Search the records below for the word "title". Copy each line where it occurs.

>>>

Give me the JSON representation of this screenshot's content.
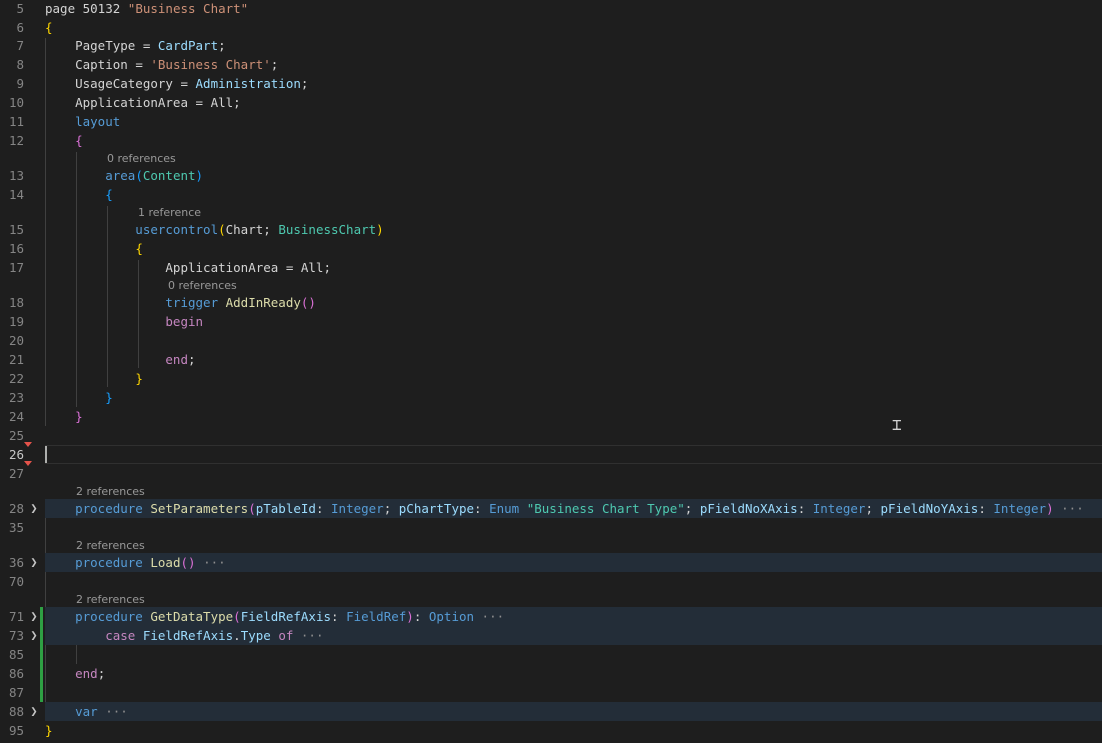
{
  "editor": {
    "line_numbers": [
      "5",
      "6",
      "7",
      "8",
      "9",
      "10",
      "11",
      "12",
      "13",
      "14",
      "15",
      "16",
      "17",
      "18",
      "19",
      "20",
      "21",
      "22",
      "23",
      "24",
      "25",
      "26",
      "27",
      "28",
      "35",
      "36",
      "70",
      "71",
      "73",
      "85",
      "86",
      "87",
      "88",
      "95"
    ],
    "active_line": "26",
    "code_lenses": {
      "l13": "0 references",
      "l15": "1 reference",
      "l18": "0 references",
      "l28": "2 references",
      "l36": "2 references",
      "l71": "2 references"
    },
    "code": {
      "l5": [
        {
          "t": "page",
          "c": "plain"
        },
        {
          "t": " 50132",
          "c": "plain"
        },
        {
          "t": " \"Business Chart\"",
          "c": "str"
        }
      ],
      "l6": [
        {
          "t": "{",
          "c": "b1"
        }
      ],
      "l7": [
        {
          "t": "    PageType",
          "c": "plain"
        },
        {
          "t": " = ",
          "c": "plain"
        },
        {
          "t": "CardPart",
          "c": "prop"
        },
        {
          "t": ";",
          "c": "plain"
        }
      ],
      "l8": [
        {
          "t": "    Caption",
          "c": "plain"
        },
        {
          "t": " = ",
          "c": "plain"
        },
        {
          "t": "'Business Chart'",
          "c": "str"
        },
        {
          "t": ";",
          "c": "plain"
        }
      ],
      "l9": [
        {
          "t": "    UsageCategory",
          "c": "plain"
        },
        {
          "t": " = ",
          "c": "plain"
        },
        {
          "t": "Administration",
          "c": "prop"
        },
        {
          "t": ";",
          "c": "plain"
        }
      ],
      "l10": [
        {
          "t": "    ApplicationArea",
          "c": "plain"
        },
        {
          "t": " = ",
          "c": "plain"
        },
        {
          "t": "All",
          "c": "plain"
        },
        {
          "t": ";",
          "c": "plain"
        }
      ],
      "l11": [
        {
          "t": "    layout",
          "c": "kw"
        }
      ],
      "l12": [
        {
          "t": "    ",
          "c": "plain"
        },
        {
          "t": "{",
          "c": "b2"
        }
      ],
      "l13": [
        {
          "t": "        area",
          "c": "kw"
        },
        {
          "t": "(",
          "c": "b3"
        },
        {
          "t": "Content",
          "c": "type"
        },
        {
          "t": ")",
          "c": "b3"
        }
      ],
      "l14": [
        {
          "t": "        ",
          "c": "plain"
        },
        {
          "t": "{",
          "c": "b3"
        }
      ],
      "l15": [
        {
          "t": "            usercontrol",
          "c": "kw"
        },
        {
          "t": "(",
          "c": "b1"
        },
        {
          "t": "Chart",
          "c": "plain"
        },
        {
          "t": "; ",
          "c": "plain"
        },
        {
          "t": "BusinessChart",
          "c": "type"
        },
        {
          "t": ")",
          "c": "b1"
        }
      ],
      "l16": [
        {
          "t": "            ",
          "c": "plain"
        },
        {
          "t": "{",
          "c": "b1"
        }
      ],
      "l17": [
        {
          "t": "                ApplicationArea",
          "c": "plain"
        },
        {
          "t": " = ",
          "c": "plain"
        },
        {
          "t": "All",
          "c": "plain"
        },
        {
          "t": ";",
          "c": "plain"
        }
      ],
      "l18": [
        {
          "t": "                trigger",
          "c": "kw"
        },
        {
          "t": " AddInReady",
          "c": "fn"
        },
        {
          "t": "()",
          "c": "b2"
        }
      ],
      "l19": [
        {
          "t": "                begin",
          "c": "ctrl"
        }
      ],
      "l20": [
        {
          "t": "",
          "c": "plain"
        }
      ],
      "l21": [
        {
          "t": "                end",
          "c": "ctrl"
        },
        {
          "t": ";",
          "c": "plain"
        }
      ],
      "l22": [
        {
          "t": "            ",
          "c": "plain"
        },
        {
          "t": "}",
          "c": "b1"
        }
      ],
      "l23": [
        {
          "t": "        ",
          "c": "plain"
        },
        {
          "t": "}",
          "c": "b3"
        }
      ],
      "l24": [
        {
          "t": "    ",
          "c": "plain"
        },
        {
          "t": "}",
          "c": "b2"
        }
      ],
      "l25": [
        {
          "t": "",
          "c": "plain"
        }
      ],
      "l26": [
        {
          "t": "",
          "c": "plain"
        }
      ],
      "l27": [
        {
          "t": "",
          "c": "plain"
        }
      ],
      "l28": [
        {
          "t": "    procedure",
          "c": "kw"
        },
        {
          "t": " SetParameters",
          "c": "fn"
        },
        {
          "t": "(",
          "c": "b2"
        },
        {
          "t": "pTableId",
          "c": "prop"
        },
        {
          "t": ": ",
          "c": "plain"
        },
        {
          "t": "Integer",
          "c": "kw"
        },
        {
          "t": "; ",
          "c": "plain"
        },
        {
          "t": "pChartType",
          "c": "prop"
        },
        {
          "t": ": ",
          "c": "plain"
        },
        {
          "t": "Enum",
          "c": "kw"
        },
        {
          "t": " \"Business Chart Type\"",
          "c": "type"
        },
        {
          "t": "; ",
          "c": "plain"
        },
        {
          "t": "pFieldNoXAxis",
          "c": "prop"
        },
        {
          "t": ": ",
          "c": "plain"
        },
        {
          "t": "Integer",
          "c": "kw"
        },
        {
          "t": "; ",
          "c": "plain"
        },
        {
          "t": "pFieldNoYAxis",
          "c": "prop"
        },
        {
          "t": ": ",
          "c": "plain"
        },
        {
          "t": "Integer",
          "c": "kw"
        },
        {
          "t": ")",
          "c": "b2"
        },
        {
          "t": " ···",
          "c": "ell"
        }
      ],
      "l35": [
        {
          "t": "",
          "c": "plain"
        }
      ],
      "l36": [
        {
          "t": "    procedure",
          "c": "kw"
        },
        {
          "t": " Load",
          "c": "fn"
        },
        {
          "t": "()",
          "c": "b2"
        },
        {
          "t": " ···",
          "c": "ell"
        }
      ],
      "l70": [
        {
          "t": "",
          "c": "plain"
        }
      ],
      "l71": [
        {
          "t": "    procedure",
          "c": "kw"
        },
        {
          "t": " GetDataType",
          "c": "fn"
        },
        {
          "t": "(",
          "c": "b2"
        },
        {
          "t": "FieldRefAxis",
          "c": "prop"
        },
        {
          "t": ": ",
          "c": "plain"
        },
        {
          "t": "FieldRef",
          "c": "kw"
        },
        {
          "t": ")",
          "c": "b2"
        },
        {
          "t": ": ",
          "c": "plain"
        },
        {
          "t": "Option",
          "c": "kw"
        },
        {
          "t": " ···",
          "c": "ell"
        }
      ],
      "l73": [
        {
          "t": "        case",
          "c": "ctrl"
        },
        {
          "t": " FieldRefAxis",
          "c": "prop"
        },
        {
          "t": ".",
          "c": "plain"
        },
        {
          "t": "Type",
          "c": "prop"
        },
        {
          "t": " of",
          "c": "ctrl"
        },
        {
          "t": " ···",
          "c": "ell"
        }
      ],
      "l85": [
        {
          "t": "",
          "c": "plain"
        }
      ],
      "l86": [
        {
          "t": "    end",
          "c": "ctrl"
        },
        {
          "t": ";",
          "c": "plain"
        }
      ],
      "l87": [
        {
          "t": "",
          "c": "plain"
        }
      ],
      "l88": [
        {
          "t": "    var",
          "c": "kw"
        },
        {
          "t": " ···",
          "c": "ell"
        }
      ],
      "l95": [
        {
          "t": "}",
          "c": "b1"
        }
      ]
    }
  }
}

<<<
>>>

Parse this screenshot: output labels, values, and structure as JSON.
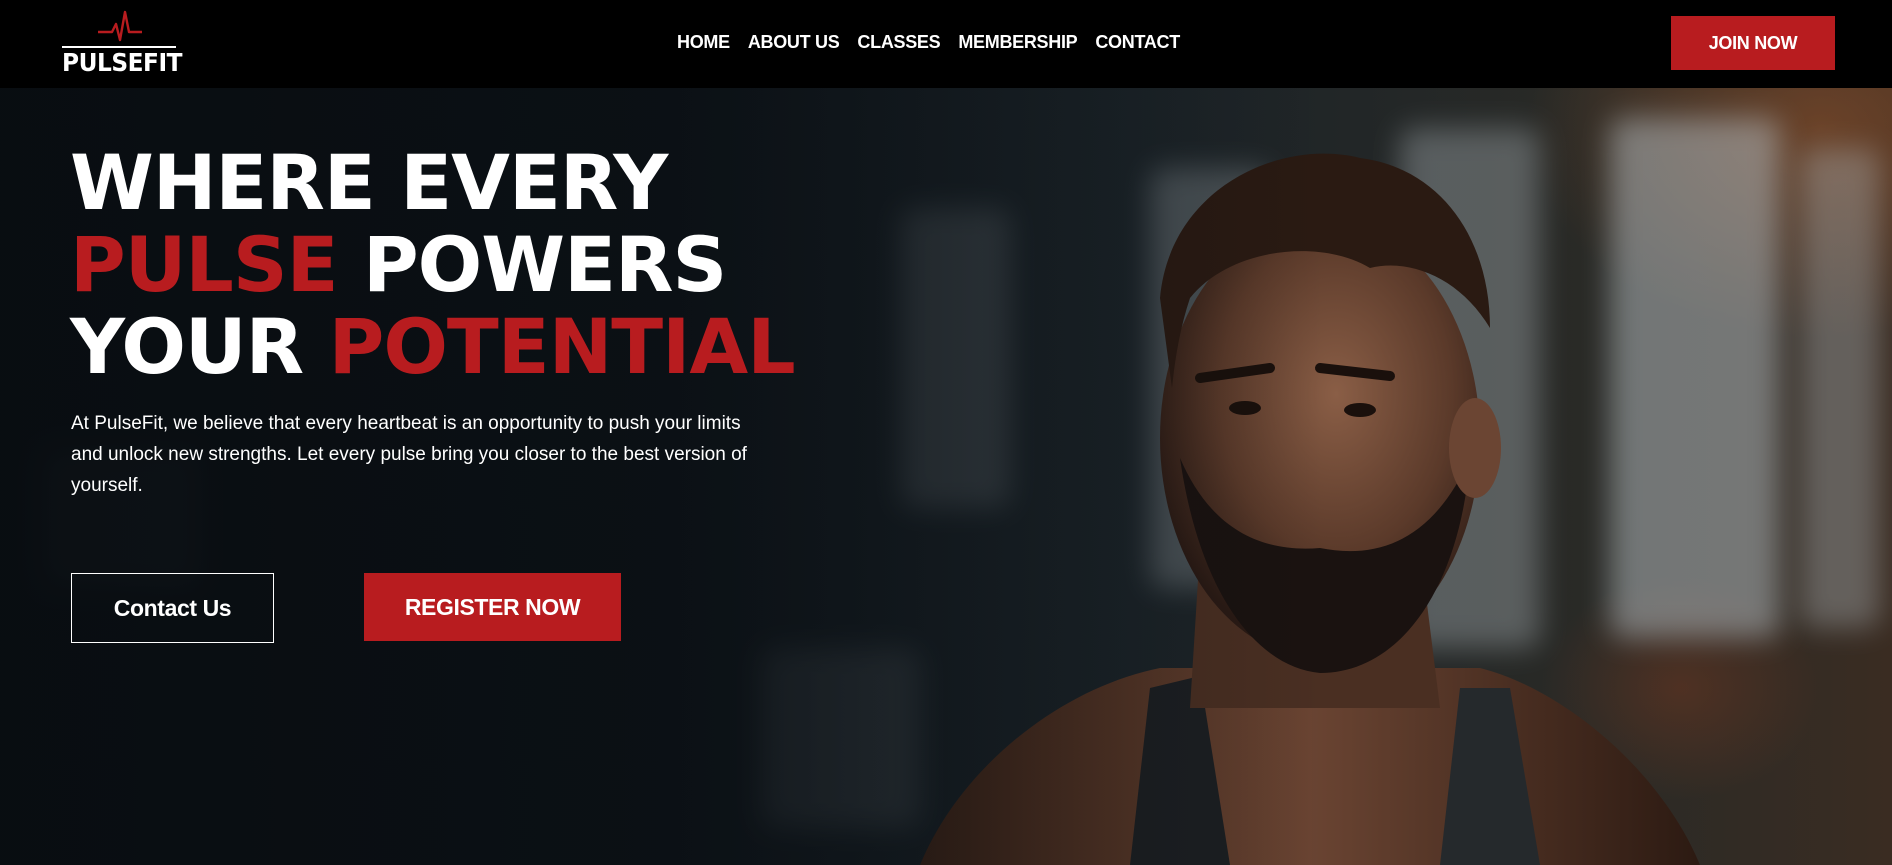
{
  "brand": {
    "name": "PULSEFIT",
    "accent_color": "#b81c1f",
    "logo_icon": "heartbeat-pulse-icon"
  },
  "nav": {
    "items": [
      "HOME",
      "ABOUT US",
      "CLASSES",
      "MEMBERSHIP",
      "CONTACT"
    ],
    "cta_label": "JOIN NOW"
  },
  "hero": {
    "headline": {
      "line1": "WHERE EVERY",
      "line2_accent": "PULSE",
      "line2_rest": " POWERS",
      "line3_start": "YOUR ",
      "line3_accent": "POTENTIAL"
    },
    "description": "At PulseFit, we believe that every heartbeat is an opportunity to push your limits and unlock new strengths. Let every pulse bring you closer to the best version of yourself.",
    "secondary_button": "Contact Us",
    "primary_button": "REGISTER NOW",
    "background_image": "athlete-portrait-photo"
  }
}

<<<
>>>

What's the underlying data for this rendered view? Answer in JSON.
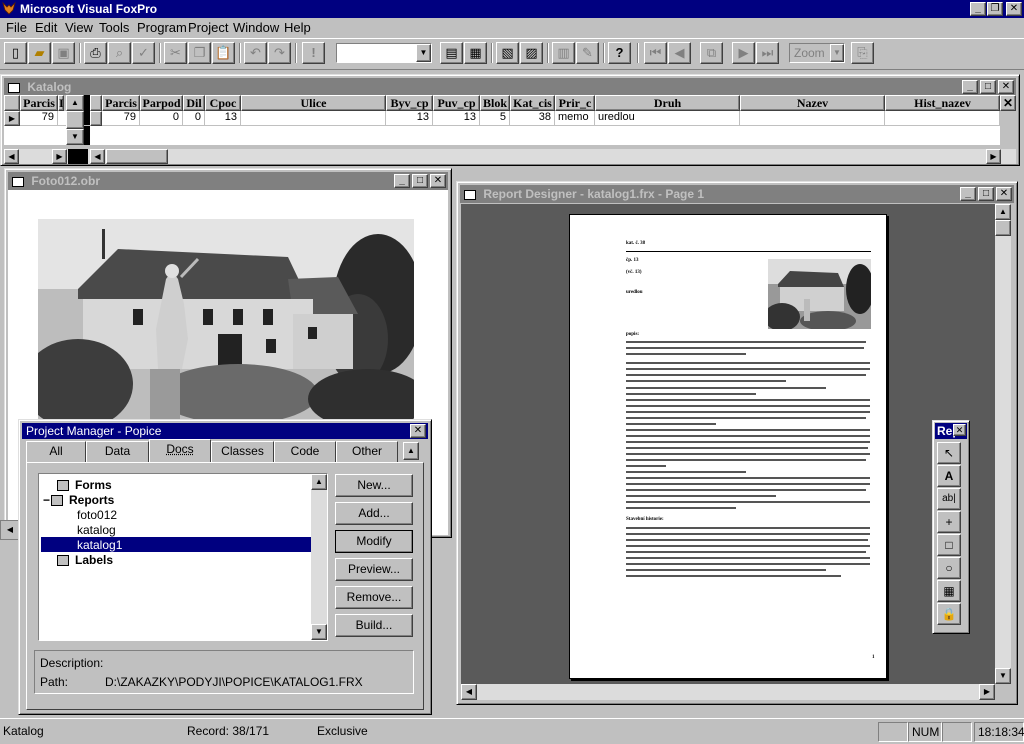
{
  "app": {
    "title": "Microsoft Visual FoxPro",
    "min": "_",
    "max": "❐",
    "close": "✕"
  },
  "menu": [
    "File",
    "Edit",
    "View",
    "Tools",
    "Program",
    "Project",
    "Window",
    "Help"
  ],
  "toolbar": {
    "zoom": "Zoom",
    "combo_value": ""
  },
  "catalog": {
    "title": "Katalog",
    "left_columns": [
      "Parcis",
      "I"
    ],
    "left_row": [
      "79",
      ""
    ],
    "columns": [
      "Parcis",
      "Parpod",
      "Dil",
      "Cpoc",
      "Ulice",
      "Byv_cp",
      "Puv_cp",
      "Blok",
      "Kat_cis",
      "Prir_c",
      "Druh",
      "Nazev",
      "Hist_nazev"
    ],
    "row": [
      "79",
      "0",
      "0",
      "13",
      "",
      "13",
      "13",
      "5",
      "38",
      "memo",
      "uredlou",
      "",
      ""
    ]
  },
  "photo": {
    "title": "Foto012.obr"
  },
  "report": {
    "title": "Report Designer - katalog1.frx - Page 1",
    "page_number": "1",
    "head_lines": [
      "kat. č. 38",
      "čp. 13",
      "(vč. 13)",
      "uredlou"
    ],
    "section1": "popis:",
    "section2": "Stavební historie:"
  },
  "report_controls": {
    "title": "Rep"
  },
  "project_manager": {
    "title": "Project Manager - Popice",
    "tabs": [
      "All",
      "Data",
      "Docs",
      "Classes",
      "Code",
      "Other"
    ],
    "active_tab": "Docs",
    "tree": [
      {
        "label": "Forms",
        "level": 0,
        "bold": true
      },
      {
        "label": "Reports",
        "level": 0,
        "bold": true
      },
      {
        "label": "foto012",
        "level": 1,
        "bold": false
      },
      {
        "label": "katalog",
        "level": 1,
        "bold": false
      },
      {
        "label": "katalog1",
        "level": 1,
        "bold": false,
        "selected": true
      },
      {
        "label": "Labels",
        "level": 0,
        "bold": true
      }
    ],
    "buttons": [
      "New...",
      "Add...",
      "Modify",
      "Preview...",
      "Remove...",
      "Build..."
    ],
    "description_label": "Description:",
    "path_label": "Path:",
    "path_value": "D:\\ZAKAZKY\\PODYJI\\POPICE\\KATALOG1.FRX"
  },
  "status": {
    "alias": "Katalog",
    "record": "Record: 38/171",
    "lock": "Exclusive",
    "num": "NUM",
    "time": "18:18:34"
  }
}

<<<

> _Output for this exercise_:
    "title": "Microsoft Visual FoxPro",
    "title": "Katalog",
    "title": "Foto012.obr"
    "title": "Report Designer - katalog1.frx - Page 1",
    "title": "Rep"
    "title": "Project Manager - Popice",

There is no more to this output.